For myself, these twists in energy keep The Hateful Eight always exciting and unpredictable even though there's nothing actually unpredictable about it, and very little that's legitimate exciting; they also have the more pertinent effect of keeping the film's violence and nihilism always right near the forefront, in new and fresh forms so we can never get inured to it. Westerns, by their nature, have always served as referendums on the state of the American national character, and The Hateful Eight finds us deeply lacking as a people. It flags this explicitly: the plot of the first half is all about how the stench of slavery and the Civil War hovers over every interaction between the solitary black character and the variously contemptuous and fearful white characters; the climax is about how the only thing that unites American men of various backgrounds is perpetrating violence against women, and moreover the film's most appalling, disturbingly-framed act of violence as well. A major recurring motif is a letter from President Abraham Lincoln, whose name is invoked as a spectre of Americana at its noblest; this letter is revealed well before the halfway point to be a lie, and the film's final beats use this letter to demonstrate how even with nothing but evidence to the contrary, peole like to believe in the lie of American idealism.

So you know, cheery stuff all around. But it gets the job done. There's a literary quality to its use of symbols and iconography (there's not a single human being anywhere prior to the flashback who counts as a "real person" - they're all different kinds of metaphors) that sets it apart from everything else Tarantino has written, and not always to good effect; he's naturally possessed of a certain bullishness that's an uncomfortable fit with the delicacy otherwise demanded by this material.

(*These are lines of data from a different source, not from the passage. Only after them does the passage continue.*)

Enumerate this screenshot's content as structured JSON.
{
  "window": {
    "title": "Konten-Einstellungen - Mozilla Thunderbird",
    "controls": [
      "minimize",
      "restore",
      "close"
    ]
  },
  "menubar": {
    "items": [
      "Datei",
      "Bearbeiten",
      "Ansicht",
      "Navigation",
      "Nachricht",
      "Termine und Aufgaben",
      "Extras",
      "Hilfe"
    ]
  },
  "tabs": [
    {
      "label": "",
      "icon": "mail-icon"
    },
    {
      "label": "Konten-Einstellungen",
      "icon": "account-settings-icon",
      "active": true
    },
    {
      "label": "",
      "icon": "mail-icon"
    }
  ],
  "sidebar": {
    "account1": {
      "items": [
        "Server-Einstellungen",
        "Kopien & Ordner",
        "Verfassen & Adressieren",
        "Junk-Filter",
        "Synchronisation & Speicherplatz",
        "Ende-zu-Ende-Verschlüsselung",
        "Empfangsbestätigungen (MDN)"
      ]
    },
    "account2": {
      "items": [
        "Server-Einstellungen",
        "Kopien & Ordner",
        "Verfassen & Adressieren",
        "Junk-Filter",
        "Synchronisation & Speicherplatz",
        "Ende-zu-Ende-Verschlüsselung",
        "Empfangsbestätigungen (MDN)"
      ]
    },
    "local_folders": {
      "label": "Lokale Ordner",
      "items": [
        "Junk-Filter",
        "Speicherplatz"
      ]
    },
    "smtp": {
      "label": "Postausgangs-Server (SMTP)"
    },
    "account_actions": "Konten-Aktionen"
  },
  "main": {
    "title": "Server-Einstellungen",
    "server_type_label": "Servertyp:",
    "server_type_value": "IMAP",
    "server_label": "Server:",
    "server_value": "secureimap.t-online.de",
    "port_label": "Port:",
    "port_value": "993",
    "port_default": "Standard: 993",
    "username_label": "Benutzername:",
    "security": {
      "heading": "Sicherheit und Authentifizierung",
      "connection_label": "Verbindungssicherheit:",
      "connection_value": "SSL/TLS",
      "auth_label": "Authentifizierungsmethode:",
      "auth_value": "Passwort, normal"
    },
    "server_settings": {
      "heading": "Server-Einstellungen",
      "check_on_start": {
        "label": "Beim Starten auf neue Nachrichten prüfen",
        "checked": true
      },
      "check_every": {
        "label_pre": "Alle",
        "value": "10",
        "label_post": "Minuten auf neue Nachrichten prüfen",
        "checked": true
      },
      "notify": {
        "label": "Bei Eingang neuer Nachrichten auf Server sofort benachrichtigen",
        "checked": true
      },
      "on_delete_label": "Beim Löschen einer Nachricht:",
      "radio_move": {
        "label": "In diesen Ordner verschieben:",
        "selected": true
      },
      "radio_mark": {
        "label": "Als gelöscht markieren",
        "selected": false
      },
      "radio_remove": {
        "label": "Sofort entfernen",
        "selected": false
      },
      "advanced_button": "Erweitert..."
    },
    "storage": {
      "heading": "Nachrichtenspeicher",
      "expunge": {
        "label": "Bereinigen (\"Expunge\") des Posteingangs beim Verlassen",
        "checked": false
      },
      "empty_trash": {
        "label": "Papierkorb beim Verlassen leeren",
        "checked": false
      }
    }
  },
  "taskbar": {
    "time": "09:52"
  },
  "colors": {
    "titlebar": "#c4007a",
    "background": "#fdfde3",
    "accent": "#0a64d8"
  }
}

Even if the meat of the film is simply too unpleasant to deal with, and that's a legitimate response to it, I think, the film is a great piece of craftsmanship. The world of Minnie's Haberdashery is appointed within an inch of its life by the production design and art direction team, and shot with vivid clarity by Robert Richardson with vastly wide-screen Ultra Panavision lenses on 70mm cameras. Neither Tarantino nor Richardson is constantly clear on how to fill up the frame, but I find the widespread grousing about using this indulgent format primarily on a single interior to be bafflingly misplaced: the clarity and depth provided by the technology (along with Richardson's snazzy use of split diopters to shift the focus within the frame in impossible ways) makes Minnie's Haberdashery stretch out with all the cinematic potential of the snowy landscape that opens the film, with its reduction of the stagecoach to a little blip of movement against an apocalypse of frozen wilderness, with a mournful wooden crucifix looming over. It is, I think it's fair to say, the most striking opening image of 2015, all the more because of Ennio Morricone's savage, droning music underneath - his first Western in decades, and his best score for an English-language production The Mission.

The film is, all in all, opulent and overwhelming; and I think it would remain so even in a smaller scale than I saw it. The yawning void of the room's far walls and the moaning of the music would see to that. Everything about it, from the violent content to the busy deep focus that demands our eyes keep moving around the frame, seems designed to wear us down; it is not, unlike every other Tarantino movie, a fun film, even if it is, in a very dark and bitter way, funny. It is a reckoning. The director's instincts towards showboating work against it building to the fully operatic crescendo it palpably seeks, as does the all-over-the-place acting: Jackson is astoundingly good, cranked down from his usual persona several notches to a threatening stare and rumbling voice, and Leigh's electric performance of a woman who returns male violence with even more savage violence of her own is the best and nerviest works she's done since her career high-water mark, Georgia. But then there are things like Roth's misjudged comedy (justified in the script, but still distracting), or Madsen's perplexingly toneless drifter. Still, even its obvious weaknesses have the courage of their convictions, and the strengths are terrific. For good and bad, this is one of the most distinctive films of the year.